The objection to the SOS cap on grounds that education costs rise faster than the inflation rate seems unpersuasive. The fact that government spending on a government enterprise is rising quickly compared to private-sector spending could easily be a better argument in favor of the state spending cap than against it.
The SOS proposal’s prohibition on state-funded lawmaker pensions would have reduced state legislators’ overall compensation. It does not appear that this reduction would have put the pay of legislators in Michigan below that of legislators in other states.
Michigan is one of a dozen or so states with a full-time legislature.*** Michigan’s lawmakers presently receive more than $79,000 per year in base salary, and they are permitted an expense account for $12,000 more.††† They are the second-highest compensated state lawmakers in America.
Most states have a part-time legislature and pay lawmakers considerably less than Michigan does.
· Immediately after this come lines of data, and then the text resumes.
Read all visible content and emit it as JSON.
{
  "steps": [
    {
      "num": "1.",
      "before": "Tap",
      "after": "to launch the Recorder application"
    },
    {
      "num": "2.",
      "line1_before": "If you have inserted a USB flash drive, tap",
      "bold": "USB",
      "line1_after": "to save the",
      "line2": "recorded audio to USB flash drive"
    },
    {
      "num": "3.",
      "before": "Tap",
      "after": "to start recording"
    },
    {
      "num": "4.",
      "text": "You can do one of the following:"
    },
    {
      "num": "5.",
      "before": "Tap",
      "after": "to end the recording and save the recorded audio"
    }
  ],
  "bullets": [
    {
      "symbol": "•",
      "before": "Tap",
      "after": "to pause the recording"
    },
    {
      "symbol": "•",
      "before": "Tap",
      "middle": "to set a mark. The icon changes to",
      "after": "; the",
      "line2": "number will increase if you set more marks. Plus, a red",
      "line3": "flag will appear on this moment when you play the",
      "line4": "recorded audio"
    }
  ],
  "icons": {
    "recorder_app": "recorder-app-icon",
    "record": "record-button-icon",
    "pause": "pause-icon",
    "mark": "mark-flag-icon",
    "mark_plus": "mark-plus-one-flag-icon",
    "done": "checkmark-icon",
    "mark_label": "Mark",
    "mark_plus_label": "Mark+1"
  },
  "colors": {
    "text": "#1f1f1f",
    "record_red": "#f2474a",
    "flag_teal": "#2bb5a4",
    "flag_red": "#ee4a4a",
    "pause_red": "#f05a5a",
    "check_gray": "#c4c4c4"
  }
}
About half of all states pay a base annual salary of less than $20,000. Texas, the second largest state for both geography and population, meets every other year for five months and pays lawmakers an annual salary of $7200. New Mexico lawmakers receive only expenses while in session, and New Hampshire lawmakers receive nothing more than a flat $200 fee for two years of service.
*** An exact count of the number of full- and part-time legislatures depends on how these terms are defined.
††† Those who serve in leadership positions, such as the Speaker of the House and the Senate Majority Leader, may receive up to $27,000 in additional compensation.
Potential Drafting Errors and Litigation
Prior to the SOS proposal’s dismissal from the November 2006 ballot, critics of the SOS proposal had suggested that the proposal’s language was unclear. The Michigan Chamber of Commerce asserted that the SOS proposal "is ambiguous, would introduce unfamiliar terms into the state constitution, and lacks clarity." The chamber concluded that the proposal "would result in years and years of costly litigation." The Defend Michigan Coalition, a group formed to oppose the SOS proposal, has suggested that the SOS amendment would force every license or fee increase to go to a countywide vote.
If the proposal did produce litigation, as seems likely, the result would be in keeping with most major constitutional reforms. The Headlee amendment produced substantial litigation involving disputes over definitions and language. As discussed earlier, the ultimate decision by the Michigan Supreme Court to define a "mandatory user fee" as a tax requiring voter approval was decided in 1998, 20 years after the amendment’s ratification. The "Durant" lawsuits over application of the Headlee amendment’s unfunded-mandate clause took roughly as long.
Indeed, for the first six years after passage of the Headlee amendment, Michigan government failed to make an official calculation of the Headlee revenue limit. This was remedied in 1986, after an estimate of the prior year accounts seemed to indicate that the revenue limit had been exceeded for the first time. While it was ultimately determined that the limit had not been exceeded, a formal system for calculating and reporting compliance with the limit was finally created by the Legislature only after this event.
The assertion that such items as dog licenses would have required a vote of the entire electorate seems less likely to have prompted serious dispute. For instance, the director of the Michigan Senate Fiscal Agency specifically singled out dog licenses as a user fee that would not require voter approval before the fee could be increased.